Hurricane Nate brought flooding and power outages as it sloshed ashore outside Biloxi early Sunday, the first hurricane to make landfall in Mississippi since Hurricane Katrina in 2005.
The storm hit the state with maximum sustained winds near 85 mph but weakened later to a tropical storm as it moved inland, the U.S. National Hurricane Center said.
As of 5 a.m. EDT, Nate was centered about 80 miles north-northeast of Biloxi and moving north-northeast near 23 mph.
At one point, Nate’s eye move over Keesler Air Force Base, where the National Hurricane Center’s hurricane hunter planes are kept, the center said.
It was Nate’s second landfall. Saturday night, the storm came ashore along a sparsely populated area in southeast Louisiana.
Nate’s powerful winds pushed water onto roads and its winds knocked out power to homes and business. But Nate didn’t have the intensity other storms — Harvey, Irma and Jose — had during this busy hurricane season, and people didn’t seem as threatened by it. No deaths or injuries were immediately reported.
As the midnight high tide approached in Biloxi, Nate’s storm surge pushed over the beachfront highway of U.S. 90 onto the peninsula that makes up the city’s eastern edge.
Thousands were without power in southern Mississippi. Outages were mostly concentrated on the eastern half of the state’s narrow coastal strip, in Harrison, Jackson and George counties.
Hurricane Katrina made its final landfall on the Mississippi coast on Aug. 29, 2005, leveling many cities and buckling bridges.
Katrina was the last hurricane that made a landfall on the Mississippi coast, although both Hurricane Gustav in 2008 and Hurricane Isaac in 2012 affected parts of the coast.
Nate passed to the east of New Orleans, sparing the city its most ferocious winds and storm surge. Its quick speed lessened the likelihood of prolonged rain that would tax the city’s weakened drainage pump system. The city was placed under a curfew, effective at 7 p.m., but the mayor lifted it about an hour after it had begun when it appeared the storm would pass by and cause little problem for the city.
Still, the streets were not nearly as crowded as they typically are on weekends and Mayor Mitch Landrieu asked people to shelter in place.
Cities along the Mississippi coast such as Gulfport and Biloxi were on high alert. Forecasters called for 3 to 6 inches with as much as 10 inches in some isolated places.
Nate weakened slightly and was a Category 1 storm with maximum winds of 85 mph when it made its first landfall in a sparsely populated area of Plaquemines (PLAK’-uh-minz) Parish.
Governors in Louisiana, Mississippi and Alabama declared states of emergency. The three states have been mostly spared during this hectic hurricane season.
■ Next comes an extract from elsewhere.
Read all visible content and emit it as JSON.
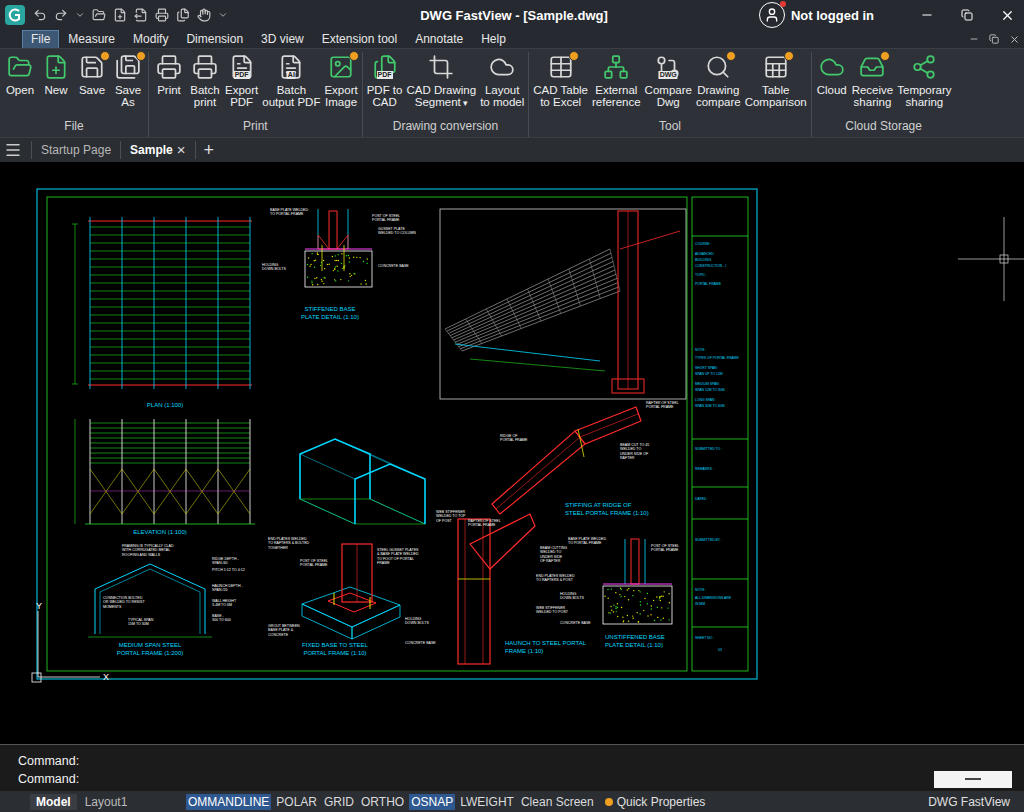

“This is the worst hurricane that has impacted Mississippi since Hurricane Katrina,” Mississippi Emergency Management Director Lee Smithson said. “Everyone needs to understand that, that this is a significantly dangerous situation.”
Louisiana Gov. John Bel Edwards urged residents to make final preparations quickly.
“It’s going to hit and move through our area at a relatively fast rate, limiting the amount of time it’s going to drop rain,” Edwards said. “But this is a very dangerous storm nonetheless.”
Some people worried about New Orleans’ pumping system, which had problems during a heavy thunderstorm on Aug. 5. The deluge exposed system weaknesses – including the failure of some pumps and power-generating turbines – and caused homes and businesses to flood. Repairs have been made but the system remained below maximum pumping capacity.
Florida Gov. Rick Scott warned residents of the Panhandle to prepare for Nate’s impact.
“Hurricane Nate is expected to bring life-threatening storm surges, strong winds and tornadoes that could reach across the Panhandle,” Scott said. The evacuations affect roughly 100,000 residents in the western Panhandle.
Nate killed at least 21 people in Central America.